About this exercise:
Only the pictures should be left out; write out all other data exactly.
[[ Available data open ]]
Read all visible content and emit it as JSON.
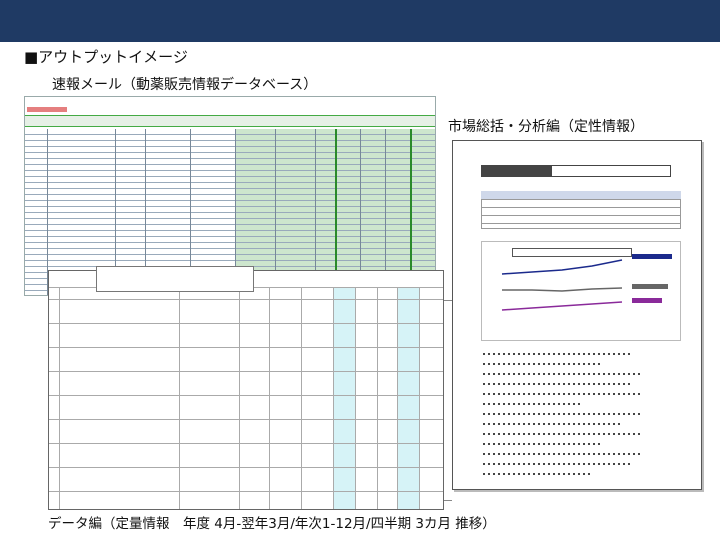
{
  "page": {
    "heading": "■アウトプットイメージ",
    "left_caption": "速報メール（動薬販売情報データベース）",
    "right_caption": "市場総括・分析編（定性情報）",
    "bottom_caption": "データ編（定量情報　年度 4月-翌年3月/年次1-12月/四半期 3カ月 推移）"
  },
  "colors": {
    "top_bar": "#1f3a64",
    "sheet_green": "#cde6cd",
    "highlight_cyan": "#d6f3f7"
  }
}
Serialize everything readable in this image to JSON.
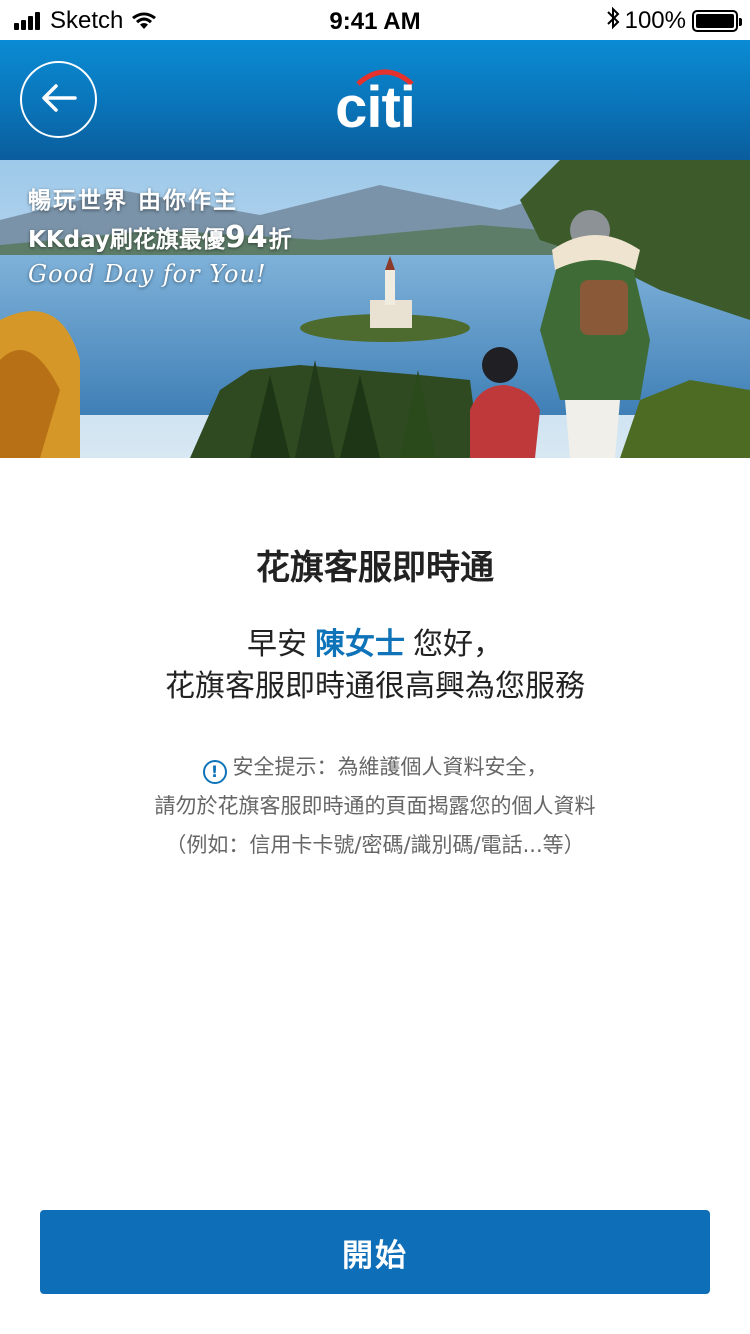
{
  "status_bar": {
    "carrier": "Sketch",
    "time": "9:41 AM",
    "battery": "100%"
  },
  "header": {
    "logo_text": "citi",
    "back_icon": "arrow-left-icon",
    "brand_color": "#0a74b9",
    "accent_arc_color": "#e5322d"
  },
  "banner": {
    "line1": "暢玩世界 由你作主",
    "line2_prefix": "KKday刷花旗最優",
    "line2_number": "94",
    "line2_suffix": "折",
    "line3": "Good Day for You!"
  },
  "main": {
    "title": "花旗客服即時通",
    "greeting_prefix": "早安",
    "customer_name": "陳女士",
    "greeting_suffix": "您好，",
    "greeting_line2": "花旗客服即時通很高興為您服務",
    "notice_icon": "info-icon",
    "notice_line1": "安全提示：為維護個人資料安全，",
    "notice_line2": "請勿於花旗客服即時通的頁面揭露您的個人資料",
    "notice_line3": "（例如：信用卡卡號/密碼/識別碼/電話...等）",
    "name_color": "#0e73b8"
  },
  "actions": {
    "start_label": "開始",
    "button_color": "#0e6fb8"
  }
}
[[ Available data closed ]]
Result below:
Read all visible content and emit it as JSON.
{
  "page": {
    "heading": "■アウトプットイメージ",
    "left_caption": "速報メール（動薬販売情報データベース）",
    "right_caption": "市場総括・分析編（定性情報）",
    "bottom_caption": "データ編（定量情報　年度 4月-翌年3月/年次1-12月/四半期 3カ月 推移）"
  },
  "colors": {
    "top_bar": "#1f3a64",
    "sheet_green": "#cde6cd",
    "highlight_cyan": "#d6f3f7"
  }
}
Serialize everything readable in this image to JSON.
{
  "status_bar": {
    "carrier": "Sketch",
    "time": "9:41 AM",
    "battery": "100%"
  },
  "header": {
    "logo_text": "citi",
    "back_icon": "arrow-left-icon",
    "brand_color": "#0a74b9",
    "accent_arc_color": "#e5322d"
  },
  "banner": {
    "line1": "暢玩世界 由你作主",
    "line2_prefix": "KKday刷花旗最優",
    "line2_number": "94",
    "line2_suffix": "折",
    "line3": "Good Day for You!"
  },
  "main": {
    "title": "花旗客服即時通",
    "greeting_prefix": "早安",
    "customer_name": "陳女士",
    "greeting_suffix": "您好，",
    "greeting_line2": "花旗客服即時通很高興為您服務",
    "notice_icon": "info-icon",
    "notice_line1": "安全提示：為維護個人資料安全，",
    "notice_line2": "請勿於花旗客服即時通的頁面揭露您的個人資料",
    "notice_line3": "（例如：信用卡卡號/密碼/識別碼/電話...等）",
    "name_color": "#0e73b8"
  },
  "actions": {
    "start_label": "開始",
    "button_color": "#0e6fb8"
  }
}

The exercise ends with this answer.